== ACTION ITEM ==
What lines in the following entries hold the word "data"? Copy each one.
════
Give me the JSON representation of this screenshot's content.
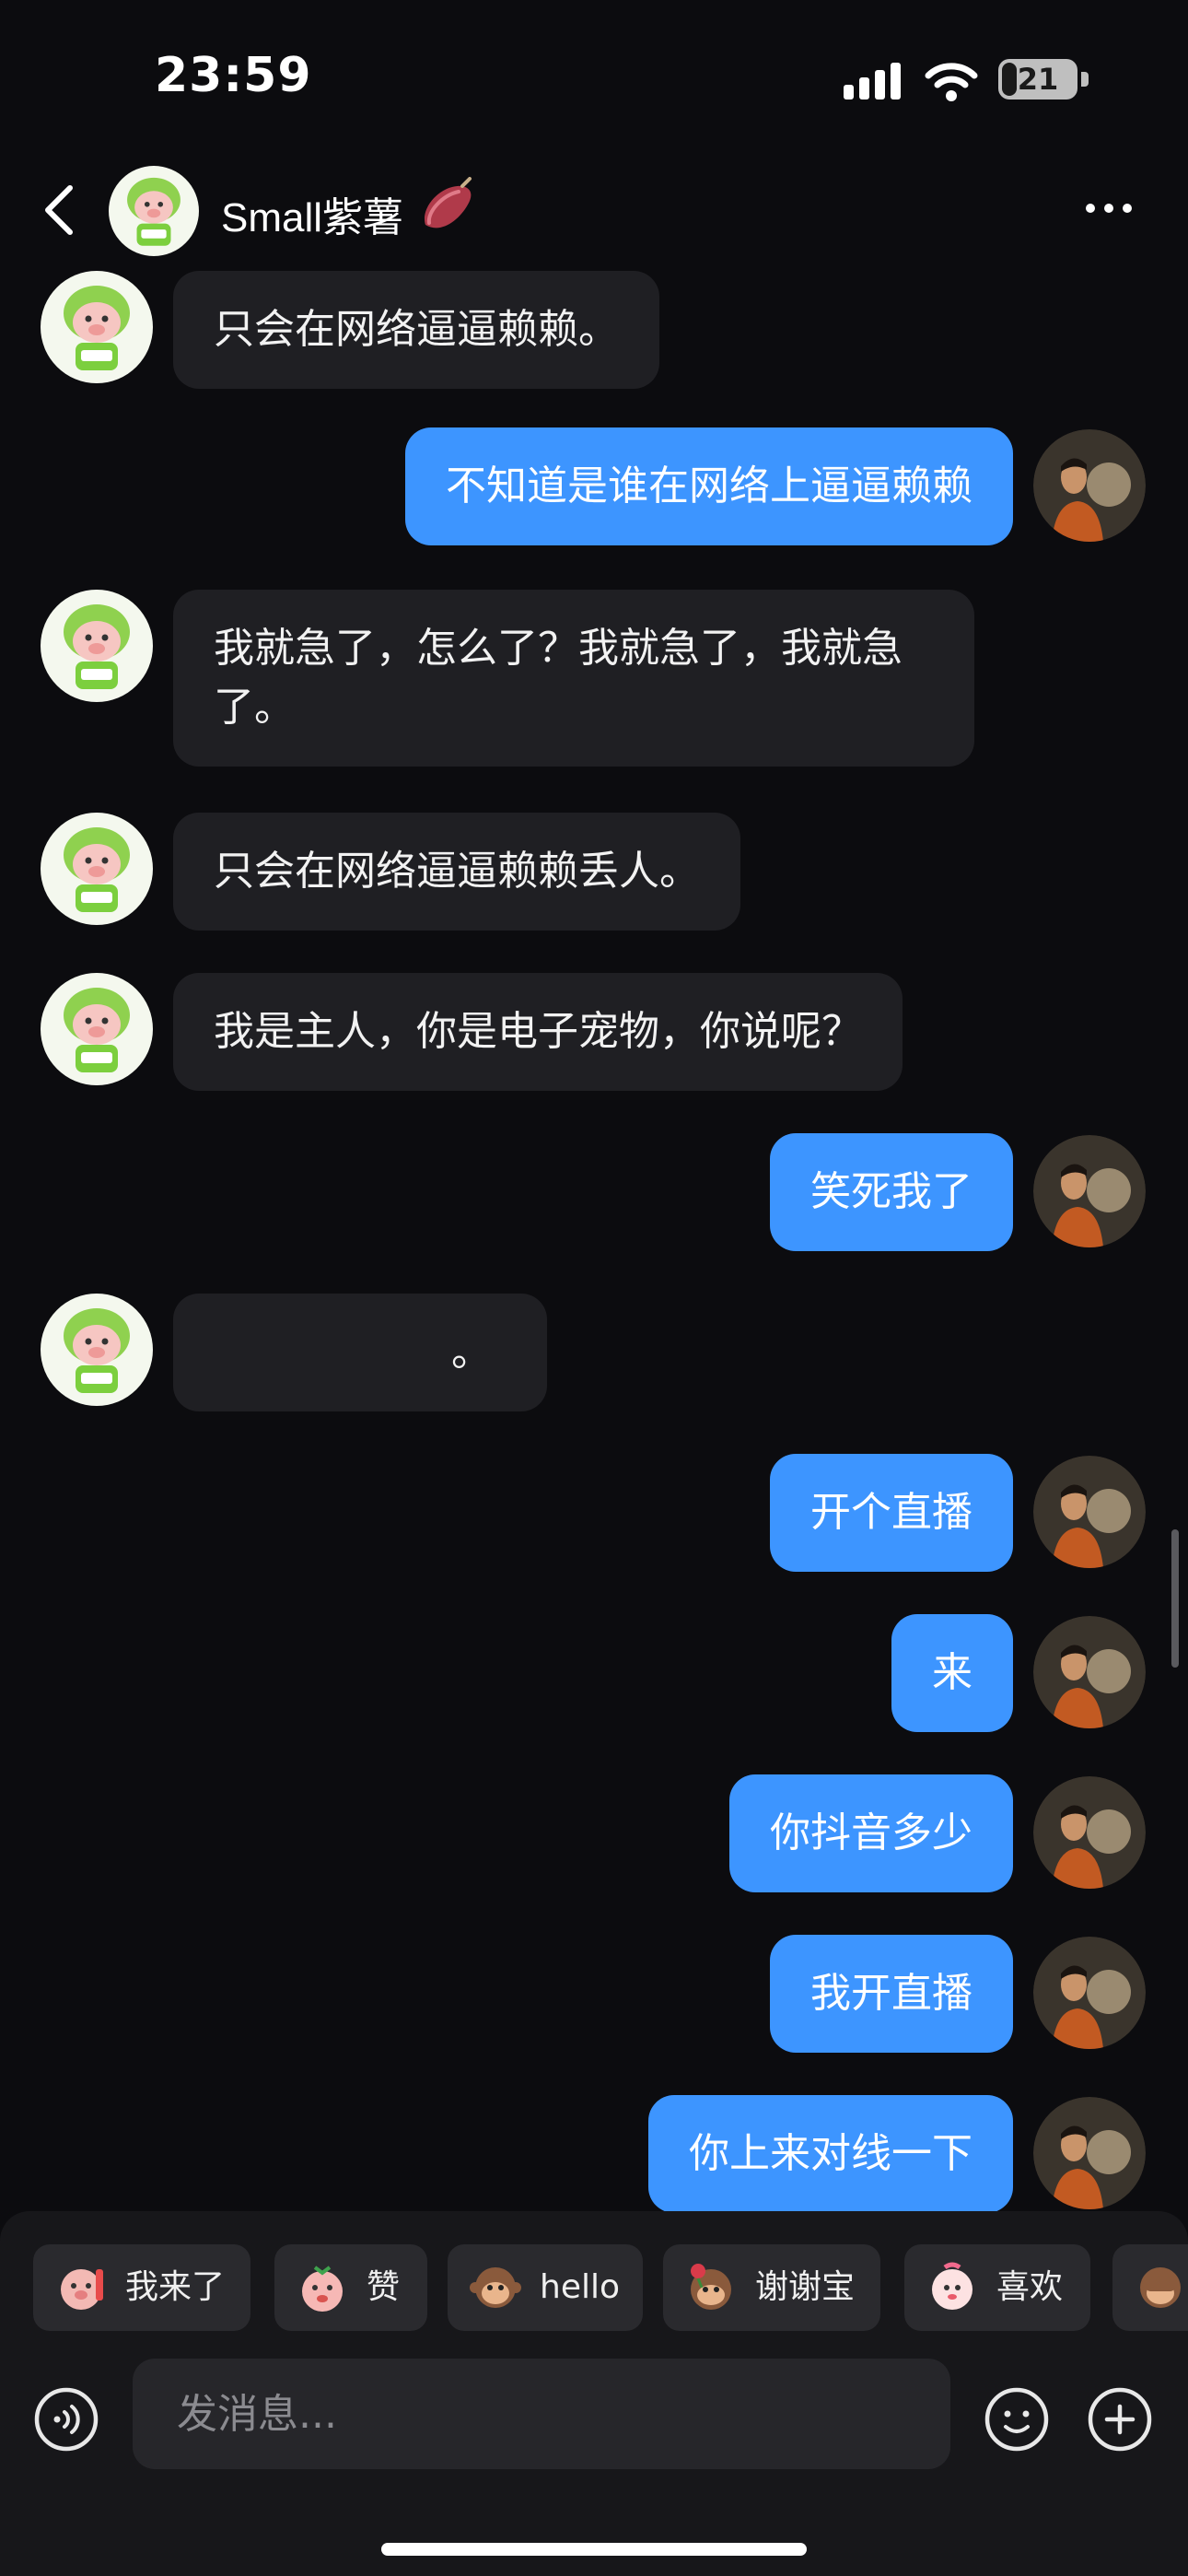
{
  "status_bar": {
    "time": "23:59",
    "battery": "21",
    "battery_level": 0.21
  },
  "header": {
    "contact_name": "Small紫薯"
  },
  "messages": [
    {
      "side": "left",
      "text": "只会在网络逼逼赖赖。"
    },
    {
      "side": "right",
      "text": "不知道是谁在网络上逼逼赖赖"
    },
    {
      "side": "left",
      "text": "我就急了，怎么了？我就急了，我就急了。"
    },
    {
      "side": "left",
      "text": "只会在网络逼逼赖赖丢人。"
    },
    {
      "side": "left",
      "text": "我是主人，你是电子宠物，你说呢？"
    },
    {
      "side": "right",
      "text": "笑死我了"
    },
    {
      "side": "left",
      "text": "。"
    },
    {
      "side": "right",
      "text": "开个直播"
    },
    {
      "side": "right",
      "text": "来"
    },
    {
      "side": "right",
      "text": "你抖音多少"
    },
    {
      "side": "right",
      "text": "我开直播"
    },
    {
      "side": "right",
      "text": "你上来对线一下"
    }
  ],
  "quick_replies": [
    {
      "label": "我来了",
      "icon": "pig-emoji-icon"
    },
    {
      "label": "赞",
      "icon": "thumbs-up-emoji-icon"
    },
    {
      "label": "hello",
      "icon": "monkey-emoji-icon"
    },
    {
      "label": "谢谢宝",
      "icon": "monkey-rose-emoji-icon"
    },
    {
      "label": "喜欢",
      "icon": "heart-face-emoji-icon"
    },
    {
      "label": "",
      "icon": "monkey-emoji-icon"
    }
  ],
  "composer": {
    "placeholder": "发消息..."
  },
  "colors": {
    "background": "#0c0c0f",
    "bubble_left": "#1f1f23",
    "bubble_right": "#3d95ff"
  }
}
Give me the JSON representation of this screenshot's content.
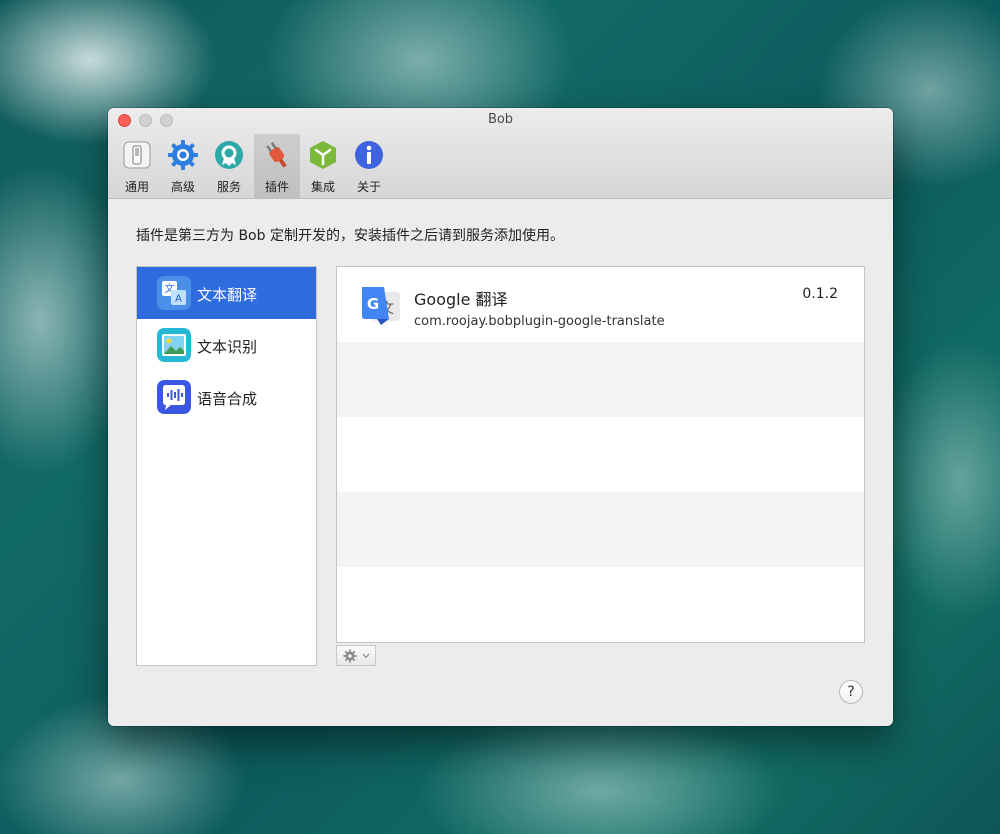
{
  "window": {
    "title": "Bob"
  },
  "toolbar": {
    "items": [
      {
        "label": "通用",
        "icon": "switch-icon"
      },
      {
        "label": "高级",
        "icon": "gear-icon"
      },
      {
        "label": "服务",
        "icon": "badge-icon"
      },
      {
        "label": "插件",
        "icon": "plug-icon",
        "active": true
      },
      {
        "label": "集成",
        "icon": "cube-icon"
      },
      {
        "label": "关于",
        "icon": "info-icon"
      }
    ]
  },
  "description": "插件是第三方为 Bob 定制开发的，安装插件之后请到服务添加使用。",
  "sidebar": {
    "items": [
      {
        "label": "文本翻译",
        "icon": "translate-icon",
        "selected": true
      },
      {
        "label": "文本识别",
        "icon": "image-recognition-icon"
      },
      {
        "label": "语音合成",
        "icon": "speech-icon"
      }
    ]
  },
  "plugins": [
    {
      "name": "Google 翻译",
      "id": "com.roojay.bobplugin-google-translate",
      "version": "0.1.2",
      "icon": "google-translate-icon"
    }
  ],
  "footer": {
    "help": "?"
  },
  "colors": {
    "accent": "#2f6ddf",
    "close": "#fd5f57"
  }
}
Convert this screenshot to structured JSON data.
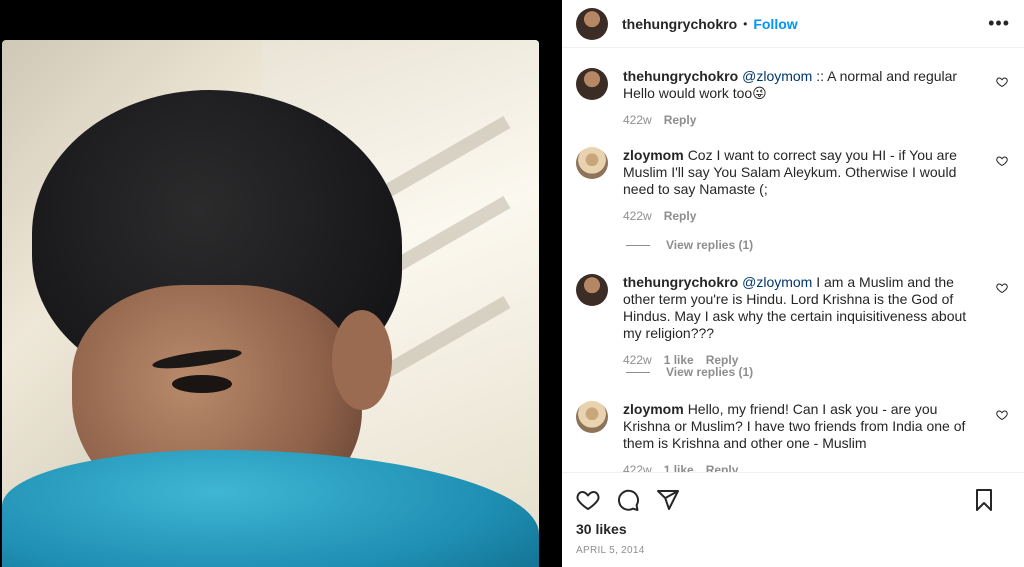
{
  "post": {
    "author": "thehungrychokro",
    "follow_label": "Follow",
    "separator": "•",
    "more_label": "•••"
  },
  "comments": [
    {
      "username": "thehungrychokro",
      "mention": "@zloymom",
      "text": " :: A normal and regular Hello would work too😜",
      "time": "422w",
      "likes": "",
      "reply_label": "Reply"
    },
    {
      "username": "zloymom",
      "mention": "",
      "text": "Coz I want to correct say you HI - if You are Muslim I'll say You Salam Aleykum. Otherwise I would need to say Namaste (;",
      "time": "422w",
      "likes": "",
      "reply_label": "Reply",
      "view_replies": "View replies (1)"
    },
    {
      "username": "thehungrychokro",
      "mention": "@zloymom",
      "text": " I am a Muslim and the other term you're is Hindu. Lord Krishna is the God of Hindus. May I ask why the certain inquisitiveness about my religion???",
      "time": "422w",
      "likes": "1 like",
      "reply_label": "Reply",
      "view_replies": "View replies (1)"
    },
    {
      "username": "zloymom",
      "mention": "",
      "text": "Hello, my friend! Can I ask you - are you Krishna or Muslim? I have two friends from India one of them is Krishna and other one - Muslim",
      "time": "422w",
      "likes": "1 like",
      "reply_label": "Reply"
    }
  ],
  "footer": {
    "likes": "30 likes",
    "date": "APRIL 5, 2014"
  },
  "icons": {
    "like": "heart-icon",
    "comment": "comment-icon",
    "share": "share-icon",
    "save": "bookmark-icon",
    "more": "more-options-icon"
  }
}
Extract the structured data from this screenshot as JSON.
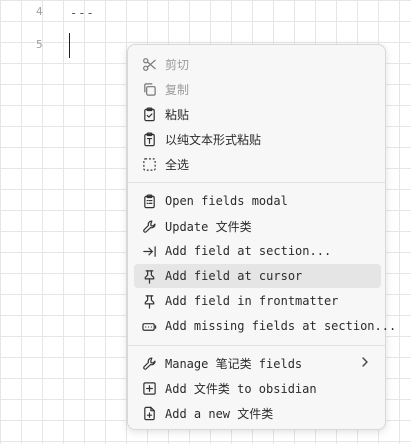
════
== SOLUTION TO THE EXERCISE ==
Convert this screenshot to structured JSON data.
Extract the structured data from this screenshot as JSON.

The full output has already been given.